Financial Crises and Transmission of Shocks
Sunday, Jan. 7, 2018 10:15 AM - 12:15 PM
- Chair: Tyler Muir, University of California-Los Angeles
Whatever it Takes: The Real Effects of Unconventional Monetary Policy
AbstractLaunched in Summer 2012, the European Central Bank (ECB)'s Outright Monetary Transactions (OMT) program indirectly recapitalized European banks through its positive impact on periphery sovereign bonds. However, the stability reestablished in the banking sector did not fully translate into economic growth. We document zombie lending by banks that remained undercapitalized even post-OMT. In turn, firms receiving loans used these funds not to undertake real economic activity such as employment and investment but to build up cash reserves.
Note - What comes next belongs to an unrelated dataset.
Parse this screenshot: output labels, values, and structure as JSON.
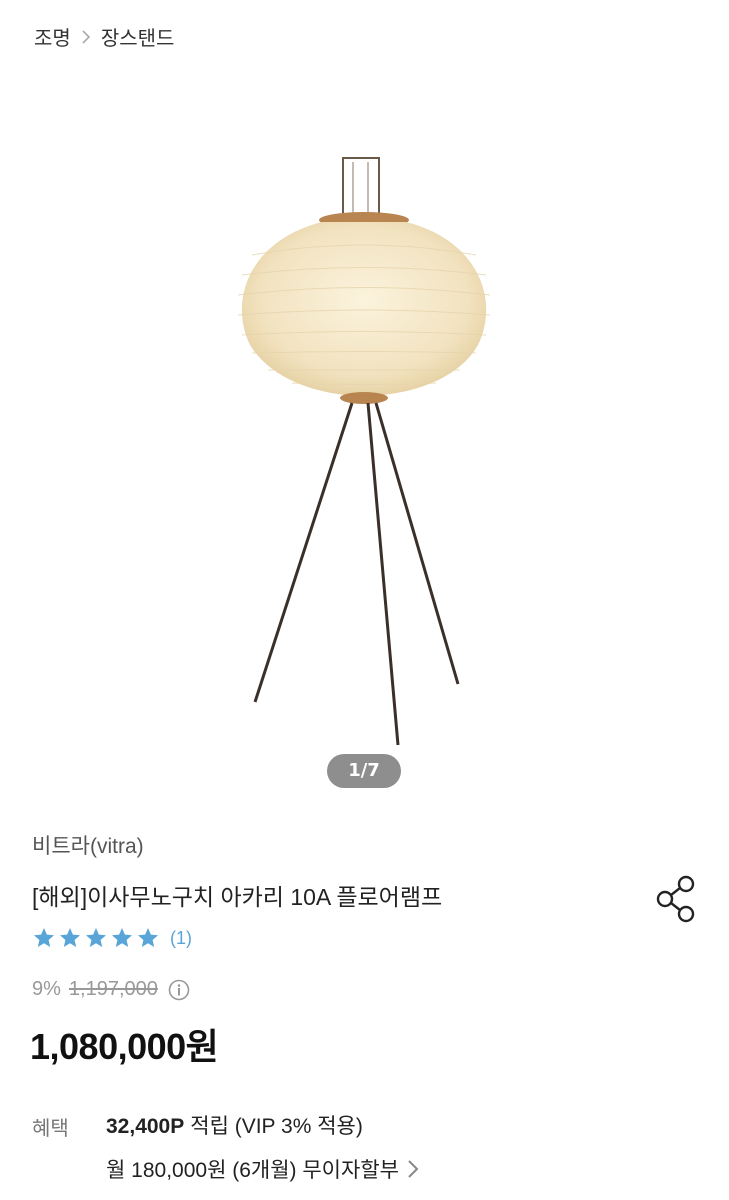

Creditworthy firms in industries with a high zombie firm prevalence suffered significantly from this credit misallocation, which further slowed down the economic recovery.
Cross-border Bank Flows and Systemic Risk
AbstractUsing data on cross-border bank flows from Bank for International Settlement (BIS) reporting source countries to 114 recipient countries, we find that heightened bank flows are associated with lower systemic risk in the bank systems in the recipient country. The link between increased flows and reductions in marginal expected shortfall (MES) are concentrated among banks that are larger, profitable, and more efficient. The decline in MES is concentrated among banks in developed markets and those in countries with banking sectors that are larger and have lower capital bases. Additional evidence helps to identify the channels through which cross-border bank flows help to reduce MES, which is by improving recipient-country bank asset quality, efficiency, and profitability. Overall, our findings are consistent with dynamic models of multinational banking that predict lower risk-taking by stimulating local competition and suggest a positive impact of international bank flows on global financial stability.
- G2 - Financial Institutions and Services